§ **DATASET RECORDS**
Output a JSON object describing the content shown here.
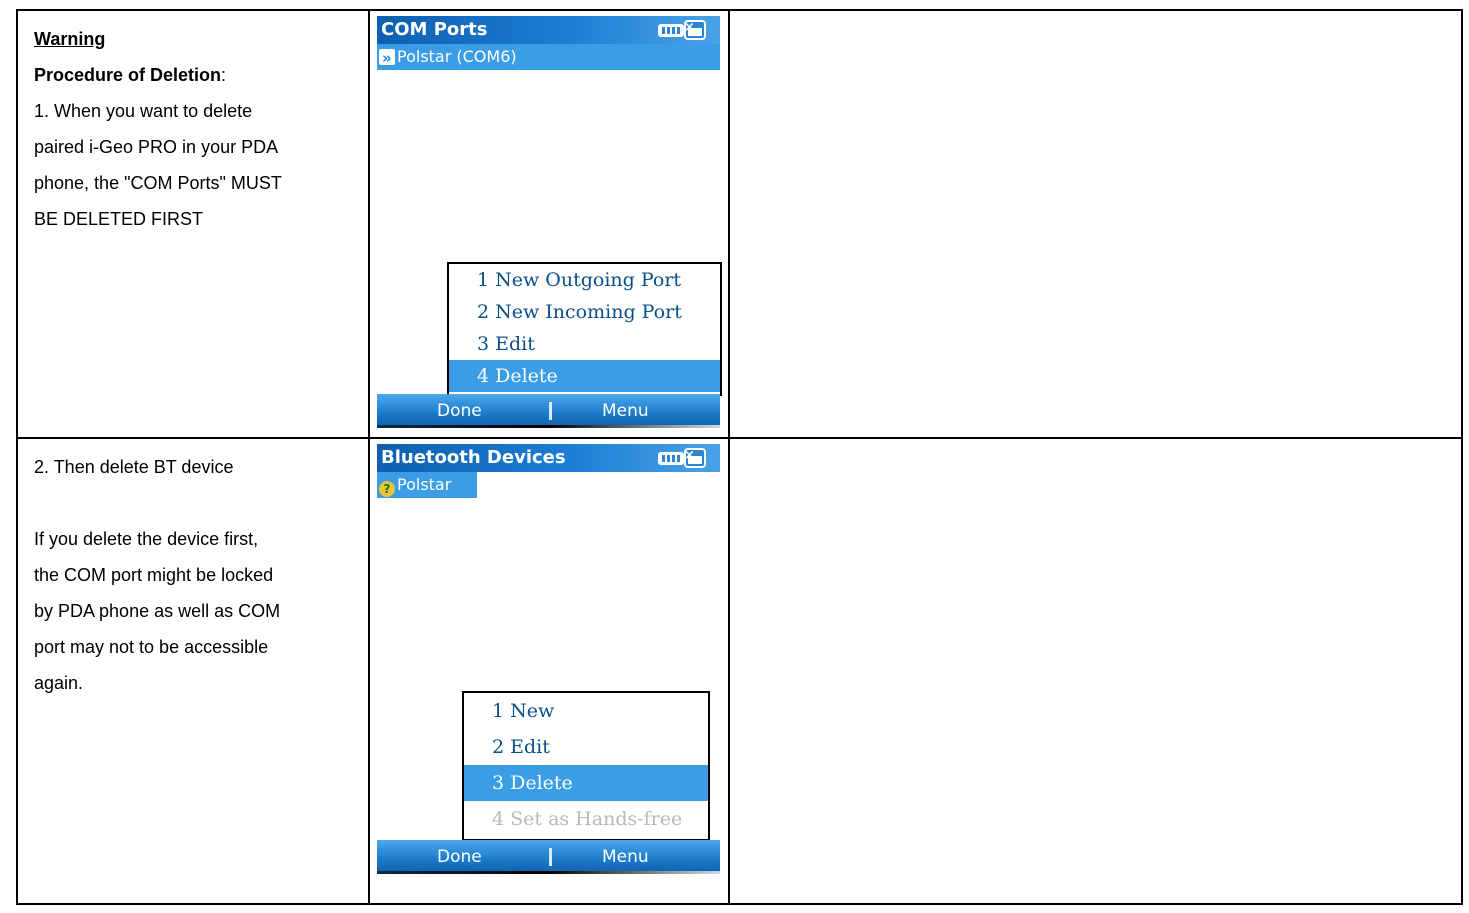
{
  "row1": {
    "warning": "Warning",
    "procedure_label": "Procedure of Deletion",
    "procedure_colon": ":",
    "step1_lines": [
      "1.   When you want to delete",
      "paired i-Geo PRO in your PDA",
      "phone, the \"COM Ports\" MUST",
      "BE DELETED FIRST"
    ],
    "screen": {
      "title": "COM Ports",
      "list_item": "Polstar (COM6)",
      "menu_items": [
        "1 New Outgoing Port",
        "2 New Incoming Port",
        "3 Edit",
        "4 Delete"
      ],
      "selected_index": 3,
      "soft_left": "Done",
      "soft_right": "Menu"
    }
  },
  "row2": {
    "step2": "2. Then delete BT device",
    "note_lines": [
      "If you delete the device first,",
      "the COM port might be locked",
      "by PDA phone as well as COM",
      "port may not to be accessible",
      "again."
    ],
    "screen": {
      "title": "Bluetooth Devices",
      "list_item": "Polstar",
      "menu_items": [
        "1 New",
        "2 Edit",
        "3 Delete",
        "4 Set as Hands-free"
      ],
      "selected_index": 2,
      "disabled_index": 3,
      "soft_left": "Done",
      "soft_right": "Menu"
    }
  },
  "colors": {
    "accent": "#3a9de6",
    "title_bar": "#1b7ed4",
    "menu_text": "#0b4f8a"
  },
  "icons": {
    "battery": "battery-icon",
    "phone_signal": "phone-icon",
    "bluetooth_port": "bluetooth-port-icon",
    "unknown_device": "question-device-icon"
  }
}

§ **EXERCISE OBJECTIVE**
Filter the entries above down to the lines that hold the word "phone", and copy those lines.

§ **EXERCISE RESPONSE**
      "phone, the \"COM Ports\" MUST",
      "by PDA phone as well as COM",
    "phone_signal": "phone-icon",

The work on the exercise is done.